__Assignment__:
Wherever the string "post" appears in the records, return the line that holds it.
==== Provided data ====
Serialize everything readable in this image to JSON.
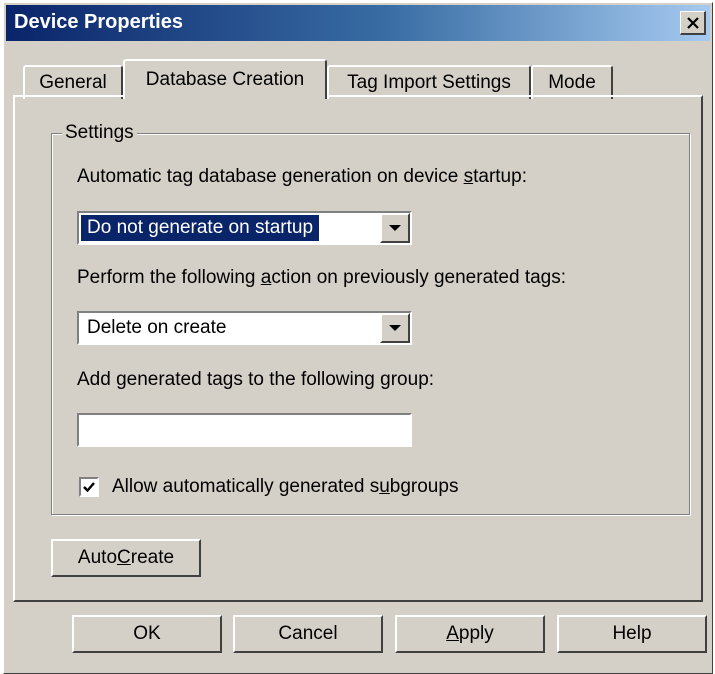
{
  "window": {
    "title": "Device Properties",
    "close_icon": "close-x-icon"
  },
  "tabs": [
    {
      "label": "General",
      "active": false
    },
    {
      "label": "Database Creation",
      "active": true
    },
    {
      "label": "Tag Import Settings",
      "active": false
    },
    {
      "label": "Mode",
      "active": false
    }
  ],
  "settings": {
    "group_title": "Settings",
    "startup_label": {
      "pre": "Automatic tag database generation on device ",
      "mnemonic": "s",
      "post": "tartup:"
    },
    "startup_value": "Do not generate on startup",
    "action_label": {
      "pre": "Perform the following ",
      "mnemonic": "a",
      "post": "ction on previously generated tags:"
    },
    "action_value": "Delete on create",
    "group_label": {
      "pre": "Add generated tags to the following ",
      "mnemonic": "g",
      "post": "roup:"
    },
    "group_value": "",
    "subgroups_label": {
      "pre": "Allow automatically generated s",
      "mnemonic": "u",
      "post": "bgroups"
    },
    "subgroups_checked": true
  },
  "auto_create": {
    "pre": "Auto ",
    "mnemonic": "C",
    "post": "reate"
  },
  "buttons": {
    "ok": "OK",
    "cancel": "Cancel",
    "apply": {
      "pre": "",
      "mnemonic": "A",
      "post": "pply"
    },
    "help": "Help"
  }
}
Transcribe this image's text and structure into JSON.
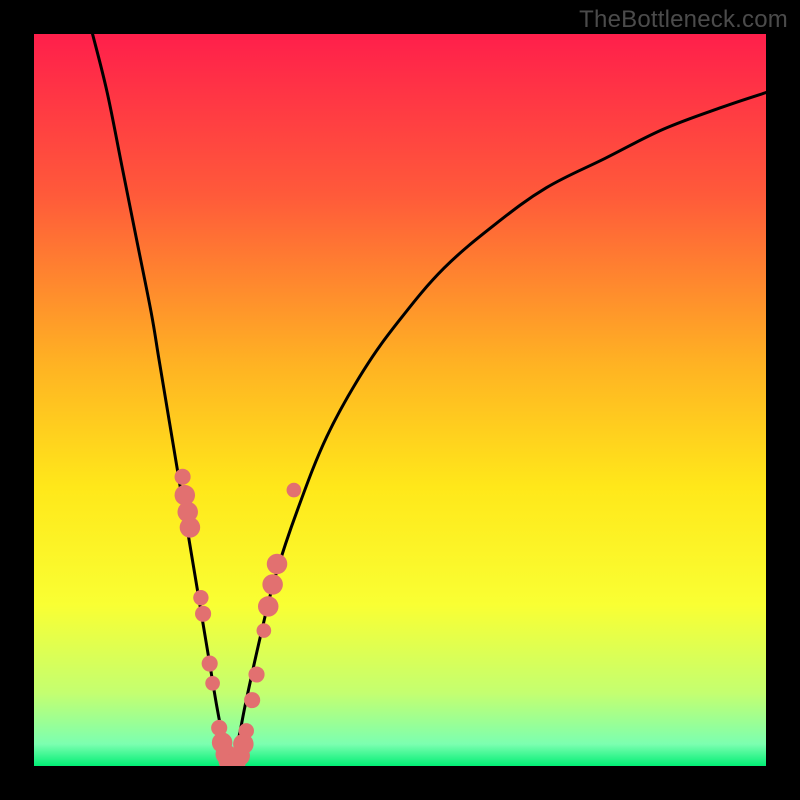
{
  "watermark": "TheBottleneck.com",
  "chart_data": {
    "type": "line",
    "title": "",
    "xlabel": "",
    "ylabel": "",
    "xlim": [
      0,
      100
    ],
    "ylim": [
      0,
      100
    ],
    "grid": false,
    "legend": false,
    "background_gradient": {
      "stops": [
        {
          "y": 0,
          "color": "#ff1f4b"
        },
        {
          "y": 22,
          "color": "#ff5a3a"
        },
        {
          "y": 45,
          "color": "#ffb223"
        },
        {
          "y": 62,
          "color": "#ffe81a"
        },
        {
          "y": 78,
          "color": "#f9ff33"
        },
        {
          "y": 90,
          "color": "#c4ff70"
        },
        {
          "y": 97,
          "color": "#7cffb0"
        },
        {
          "y": 100,
          "color": "#02ee75"
        }
      ]
    },
    "series": [
      {
        "name": "left-branch",
        "x": [
          8,
          10,
          12,
          14,
          16,
          17,
          18,
          19,
          20,
          21,
          22,
          23,
          24,
          25,
          26,
          27
        ],
        "y": [
          100,
          92,
          82,
          72,
          62,
          56,
          50,
          44,
          38,
          32,
          26,
          20,
          14,
          8,
          3,
          0
        ],
        "color": "#000000"
      },
      {
        "name": "right-branch",
        "x": [
          27,
          28,
          29,
          31,
          33,
          36,
          40,
          45,
          50,
          56,
          63,
          70,
          78,
          86,
          94,
          100
        ],
        "y": [
          0,
          4,
          9,
          18,
          26,
          35,
          45,
          54,
          61,
          68,
          74,
          79,
          83,
          87,
          90,
          92
        ],
        "color": "#000000"
      }
    ],
    "scatter": {
      "name": "dots",
      "color": "#e27070",
      "points": [
        {
          "x": 20.3,
          "y": 39.5,
          "r": 1.1
        },
        {
          "x": 20.6,
          "y": 37.0,
          "r": 1.4
        },
        {
          "x": 21.0,
          "y": 34.7,
          "r": 1.4
        },
        {
          "x": 21.3,
          "y": 32.6,
          "r": 1.4
        },
        {
          "x": 22.8,
          "y": 23.0,
          "r": 1.05
        },
        {
          "x": 23.1,
          "y": 20.8,
          "r": 1.1
        },
        {
          "x": 24.0,
          "y": 14.0,
          "r": 1.1
        },
        {
          "x": 24.4,
          "y": 11.3,
          "r": 1.0
        },
        {
          "x": 25.3,
          "y": 5.2,
          "r": 1.1
        },
        {
          "x": 25.7,
          "y": 3.2,
          "r": 1.4
        },
        {
          "x": 26.2,
          "y": 1.6,
          "r": 1.4
        },
        {
          "x": 26.6,
          "y": 0.7,
          "r": 1.4
        },
        {
          "x": 27.0,
          "y": 0.3,
          "r": 1.4
        },
        {
          "x": 27.5,
          "y": 0.4,
          "r": 1.4
        },
        {
          "x": 28.1,
          "y": 1.4,
          "r": 1.4
        },
        {
          "x": 28.6,
          "y": 3.0,
          "r": 1.4
        },
        {
          "x": 29.0,
          "y": 4.8,
          "r": 1.05
        },
        {
          "x": 29.8,
          "y": 9.0,
          "r": 1.1
        },
        {
          "x": 30.4,
          "y": 12.5,
          "r": 1.1
        },
        {
          "x": 31.4,
          "y": 18.5,
          "r": 1.0
        },
        {
          "x": 32.0,
          "y": 21.8,
          "r": 1.4
        },
        {
          "x": 32.6,
          "y": 24.8,
          "r": 1.4
        },
        {
          "x": 33.2,
          "y": 27.6,
          "r": 1.4
        },
        {
          "x": 35.5,
          "y": 37.7,
          "r": 1.0
        }
      ]
    }
  }
}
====
__Output for this exercise__:
      "post": "tartup:"
      "post": "ction on previously generated tags:"
      "post": "roup:"
      "post": "bgroups"
    "post": "reate"
      "post": "pply"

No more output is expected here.